# [WHAT THE EXERCISE ASKS]
Report each line from the entries in which "Night" can be found.

── DATA FOR THIS EXERCISE

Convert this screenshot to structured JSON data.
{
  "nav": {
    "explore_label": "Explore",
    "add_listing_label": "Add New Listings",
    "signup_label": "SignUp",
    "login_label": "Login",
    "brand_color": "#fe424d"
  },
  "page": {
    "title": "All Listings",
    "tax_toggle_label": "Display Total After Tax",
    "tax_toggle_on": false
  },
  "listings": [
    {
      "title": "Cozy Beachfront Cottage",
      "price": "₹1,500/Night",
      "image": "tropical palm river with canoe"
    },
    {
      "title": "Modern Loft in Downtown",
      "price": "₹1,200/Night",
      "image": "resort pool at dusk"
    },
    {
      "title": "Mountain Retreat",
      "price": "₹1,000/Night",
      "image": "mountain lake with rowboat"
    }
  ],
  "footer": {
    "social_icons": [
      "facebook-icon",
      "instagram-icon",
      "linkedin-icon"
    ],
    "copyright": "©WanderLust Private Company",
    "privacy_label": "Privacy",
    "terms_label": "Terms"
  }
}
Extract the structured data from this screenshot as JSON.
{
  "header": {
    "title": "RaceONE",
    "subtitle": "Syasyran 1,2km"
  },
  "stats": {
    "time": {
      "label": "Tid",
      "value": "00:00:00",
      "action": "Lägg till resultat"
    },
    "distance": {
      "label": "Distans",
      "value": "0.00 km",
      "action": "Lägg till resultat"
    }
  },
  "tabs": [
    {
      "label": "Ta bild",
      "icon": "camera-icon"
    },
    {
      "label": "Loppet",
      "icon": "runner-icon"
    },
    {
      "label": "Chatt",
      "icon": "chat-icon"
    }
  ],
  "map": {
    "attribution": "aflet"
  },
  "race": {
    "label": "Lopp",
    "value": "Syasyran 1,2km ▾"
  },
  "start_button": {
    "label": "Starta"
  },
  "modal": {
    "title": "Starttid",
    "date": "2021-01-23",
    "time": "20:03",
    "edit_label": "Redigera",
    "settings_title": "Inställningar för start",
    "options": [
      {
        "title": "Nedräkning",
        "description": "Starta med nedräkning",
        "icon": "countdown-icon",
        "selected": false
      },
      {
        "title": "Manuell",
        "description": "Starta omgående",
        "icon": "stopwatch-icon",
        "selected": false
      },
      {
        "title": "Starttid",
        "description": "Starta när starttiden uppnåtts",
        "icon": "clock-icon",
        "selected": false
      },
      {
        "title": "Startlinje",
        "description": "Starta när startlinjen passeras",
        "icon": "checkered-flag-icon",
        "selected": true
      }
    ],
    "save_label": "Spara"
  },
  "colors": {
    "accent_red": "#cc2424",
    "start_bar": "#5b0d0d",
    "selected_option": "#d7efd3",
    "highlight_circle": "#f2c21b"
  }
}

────

# [RESULT OF THIS TASK]
      "price": "₹1,500/Night",
      "price": "₹1,200/Night",
      "price": "₹1,000/Night",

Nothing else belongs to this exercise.